That’s exactly right. Even the first-gen Prius didn’t look much different than the Toyota Echo it was based upon. It never sold well. When the distinctive look of the 2nd-gen Prius was introduced, sales boomed.

The Civic Hybrid also sold less because it was less efficient than the Prius. Having to fight the friction of the ICE whenever the car is moving will always be less efficient. Fortunately, Honda learned that lesson and came up with a very efficient system in the 2014 Accord Hybrid.

This topic would make for an interesting survey. Although I would count myself among the “raving fans” of EVs, I purchased a Focus Electric because I liked its styling, among other things. I liked that it looked like an ordinary car.

Still waiting for the Bulli Microbus EV, or the E-Bugster…

IMHO, this needs a second motor, delivering twice the power through AWD. That would sell like hotcakes at $45K. As is, I still prefer the i3.

Glad to see DC fast charging option. It should be standard equipment.

To compete with the Leaf, VW is going to need CCS fast chargers deployed. The Golf also needs some EV features, like a heated steering wheel.


What does this mean?

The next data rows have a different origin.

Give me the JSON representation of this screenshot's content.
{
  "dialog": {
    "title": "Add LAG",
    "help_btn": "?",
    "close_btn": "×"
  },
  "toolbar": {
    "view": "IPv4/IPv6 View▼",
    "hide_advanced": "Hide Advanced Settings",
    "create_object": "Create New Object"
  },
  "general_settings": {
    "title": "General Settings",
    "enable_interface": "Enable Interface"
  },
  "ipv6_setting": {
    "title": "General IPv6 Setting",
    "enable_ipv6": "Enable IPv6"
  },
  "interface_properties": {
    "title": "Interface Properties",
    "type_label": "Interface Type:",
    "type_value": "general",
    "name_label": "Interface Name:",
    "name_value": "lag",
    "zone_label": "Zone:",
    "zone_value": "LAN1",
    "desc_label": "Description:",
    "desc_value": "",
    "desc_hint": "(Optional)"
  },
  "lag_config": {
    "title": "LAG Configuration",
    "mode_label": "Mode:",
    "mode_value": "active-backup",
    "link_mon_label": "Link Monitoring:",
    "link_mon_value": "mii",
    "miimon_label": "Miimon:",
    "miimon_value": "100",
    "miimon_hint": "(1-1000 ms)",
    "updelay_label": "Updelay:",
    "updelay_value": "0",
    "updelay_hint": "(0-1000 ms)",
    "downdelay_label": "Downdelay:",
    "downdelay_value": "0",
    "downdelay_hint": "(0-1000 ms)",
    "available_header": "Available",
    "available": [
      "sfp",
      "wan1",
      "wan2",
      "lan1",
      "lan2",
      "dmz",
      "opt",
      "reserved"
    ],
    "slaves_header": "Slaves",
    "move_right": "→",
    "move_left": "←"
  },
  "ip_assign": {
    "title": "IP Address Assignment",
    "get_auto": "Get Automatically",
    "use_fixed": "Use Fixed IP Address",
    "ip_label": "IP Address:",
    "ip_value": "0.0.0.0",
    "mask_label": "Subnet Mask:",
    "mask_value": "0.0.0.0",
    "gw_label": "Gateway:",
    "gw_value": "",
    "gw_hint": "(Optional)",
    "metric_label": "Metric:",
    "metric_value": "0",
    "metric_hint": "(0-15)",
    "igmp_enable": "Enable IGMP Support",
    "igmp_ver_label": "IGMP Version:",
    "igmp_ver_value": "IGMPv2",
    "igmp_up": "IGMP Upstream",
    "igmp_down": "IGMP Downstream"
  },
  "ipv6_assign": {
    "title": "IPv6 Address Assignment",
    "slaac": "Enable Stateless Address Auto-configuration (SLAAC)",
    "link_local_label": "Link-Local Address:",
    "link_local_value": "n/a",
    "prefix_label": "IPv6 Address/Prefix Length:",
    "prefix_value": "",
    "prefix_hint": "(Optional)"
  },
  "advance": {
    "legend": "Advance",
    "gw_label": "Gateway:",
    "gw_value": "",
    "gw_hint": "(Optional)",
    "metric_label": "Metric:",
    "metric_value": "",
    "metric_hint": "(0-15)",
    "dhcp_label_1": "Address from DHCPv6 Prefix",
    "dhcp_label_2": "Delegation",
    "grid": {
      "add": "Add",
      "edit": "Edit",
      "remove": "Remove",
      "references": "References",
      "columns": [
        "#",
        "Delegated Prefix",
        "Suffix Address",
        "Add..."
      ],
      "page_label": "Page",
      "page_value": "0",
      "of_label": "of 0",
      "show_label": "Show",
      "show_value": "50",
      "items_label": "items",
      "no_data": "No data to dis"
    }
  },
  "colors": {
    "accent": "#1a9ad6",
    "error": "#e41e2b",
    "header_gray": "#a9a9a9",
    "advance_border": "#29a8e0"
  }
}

“13-hour recharge on standard 230-volt socket or 8 hours with optional wall-box charger”

What is the voltage of a “optional wall-box charger,” and how would one get this installed in a home?

It would obviously need to be greater that what they call a “standard 230-volt socket” (nothing standard about that in the US).

Just foud this on their media website..hmmmm

“For a successful market launch of electric vehicles, the way that home chargers are handled is very important, along with easy access to public charging infrastructure. For the U.S., we also have to recognize the specific legal regulations as well as the different characteristics of the electricity supply: both the reduced 110-volt mains supply and the type of charging plugs.”

So are they saying they have some kind of 480V charger??? Can we even use this in the US????

Standard Euro household plug EVSE is limited to 10 A, 230 V for safety reasons, while with a dedicated type 2 plug charging box it will charge with 16 A, 230 V.

I’ve heard the e-Golf doesn’t have any significant battery intrusion into the cabin area. I would like to see more pictures of the interior (e.g., hatch area) to verify it doesn’t have a Focus EV-esque, Quasimodo-like battery hump.

I love my Focus, except for the bump. That bump is a pain in the rear…of the car that is

I really dislike the navigation system screen to be below the fan exhausts, you need to look too far away from the street to see your route (yes, there are voice commands and route indicators, but that’s not so comfortable as a real map view).

If it’s cheaper and better, then it will sell, but at 80 mile range it’s no different than the Leaf. And if it sells at more than $30K, then they won’t sell much at all.

Come on Volkswagen, can’t you do better than 80 miles range!!!

The performance spec is NOT impressive..